Here, most of my friends are not growing up. Maybe on paper they are, but their living situation says otherwise. They live in a house that feels like a commune. Couch surfers every night. Dogs everywhere, escaping the house and out onto the streets. People argue about eating each other’s food. The living room table is covered in incense, jars of weed and old climbing magazines. Some of my friends are having “summer flings,” mid-thirties and all that matters is the summer, the moment, having a good time. It’s like I’m 22 for the weekend. Awesome.

The day after the Fourth of July, I deliver a presentation at the local bookstore. I’ve done this a couple years in a row now. The audience is usually comprised entirely of my friends. I plan on reading stories that involve the usual repertoire of my old school stories: sex, drugs and rock climbing.

I walk in late and everything is different than I expected. There are people I don’t know. Not only that but there’s women I don’t know, waiting to hear me speak. Beautiful women. And there’s kids. Wait, who let these kids in here?

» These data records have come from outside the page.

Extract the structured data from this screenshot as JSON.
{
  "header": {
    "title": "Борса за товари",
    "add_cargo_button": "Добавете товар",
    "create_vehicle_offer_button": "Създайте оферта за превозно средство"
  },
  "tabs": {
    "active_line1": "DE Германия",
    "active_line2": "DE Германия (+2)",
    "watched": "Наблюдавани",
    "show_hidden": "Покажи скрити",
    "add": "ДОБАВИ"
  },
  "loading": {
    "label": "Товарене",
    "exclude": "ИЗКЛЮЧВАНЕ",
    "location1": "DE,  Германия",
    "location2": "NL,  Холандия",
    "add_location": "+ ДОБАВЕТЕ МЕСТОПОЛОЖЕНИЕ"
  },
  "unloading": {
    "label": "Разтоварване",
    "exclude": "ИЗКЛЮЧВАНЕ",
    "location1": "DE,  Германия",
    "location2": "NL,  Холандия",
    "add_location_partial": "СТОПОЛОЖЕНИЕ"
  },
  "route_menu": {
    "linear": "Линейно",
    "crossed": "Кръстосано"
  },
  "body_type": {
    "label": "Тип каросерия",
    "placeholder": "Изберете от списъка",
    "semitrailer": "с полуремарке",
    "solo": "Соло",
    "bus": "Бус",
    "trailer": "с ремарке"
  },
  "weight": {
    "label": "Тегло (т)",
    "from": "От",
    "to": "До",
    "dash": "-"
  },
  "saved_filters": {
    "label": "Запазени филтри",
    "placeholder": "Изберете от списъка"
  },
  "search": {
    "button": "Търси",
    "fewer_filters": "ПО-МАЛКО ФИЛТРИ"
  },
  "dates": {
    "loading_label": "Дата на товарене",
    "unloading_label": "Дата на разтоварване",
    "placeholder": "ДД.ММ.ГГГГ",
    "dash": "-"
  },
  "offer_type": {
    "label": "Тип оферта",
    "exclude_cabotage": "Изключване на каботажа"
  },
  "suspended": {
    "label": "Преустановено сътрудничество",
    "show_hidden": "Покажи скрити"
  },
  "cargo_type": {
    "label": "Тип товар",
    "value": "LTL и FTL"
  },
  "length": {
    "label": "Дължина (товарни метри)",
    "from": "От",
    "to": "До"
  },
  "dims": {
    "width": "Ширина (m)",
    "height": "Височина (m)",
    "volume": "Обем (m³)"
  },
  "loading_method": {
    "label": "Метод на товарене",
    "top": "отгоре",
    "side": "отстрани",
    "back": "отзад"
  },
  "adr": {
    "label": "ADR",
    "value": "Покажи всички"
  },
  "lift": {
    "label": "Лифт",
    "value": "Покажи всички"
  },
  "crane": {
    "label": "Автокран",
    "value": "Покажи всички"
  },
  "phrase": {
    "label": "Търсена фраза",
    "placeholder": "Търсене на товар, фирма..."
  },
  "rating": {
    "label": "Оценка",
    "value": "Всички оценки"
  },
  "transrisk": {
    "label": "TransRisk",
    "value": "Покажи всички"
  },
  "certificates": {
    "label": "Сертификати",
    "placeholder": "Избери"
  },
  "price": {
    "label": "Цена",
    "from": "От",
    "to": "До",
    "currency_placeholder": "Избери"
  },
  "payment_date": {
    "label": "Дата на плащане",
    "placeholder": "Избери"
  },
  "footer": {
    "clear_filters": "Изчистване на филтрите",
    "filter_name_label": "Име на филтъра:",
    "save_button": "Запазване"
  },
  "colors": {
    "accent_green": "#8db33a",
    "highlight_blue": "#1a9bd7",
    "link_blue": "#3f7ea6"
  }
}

I retool my reading material, and keep things PG. It’s my most successful presentation ever, and my writing dreams are kept alive.

The next day is the Farmer’s Market. Vibrant, organic food, arts and crafts, hippie girls singing bluegrass. Independent and local, two necessary ingredients to keep the flavor and spirit of the West alive. Midday I want to go bouldering, but it rains. So I head over to the new coffeeshop and bakery. It’s a small, organic, craft-based joint. I love it. There’s a garden out back and a zine library. I think the hope for America comes in the form of this new small-batch, craft movement sweeping the country.

I want to stay in Crested Butte forever. Well, at least through the summer. But it’s time to go back, back to work, back home to Durango. The more I travel, the more I realize its good to have a home, especially because the road goes on forever, and the party never ends.

Luke Mehall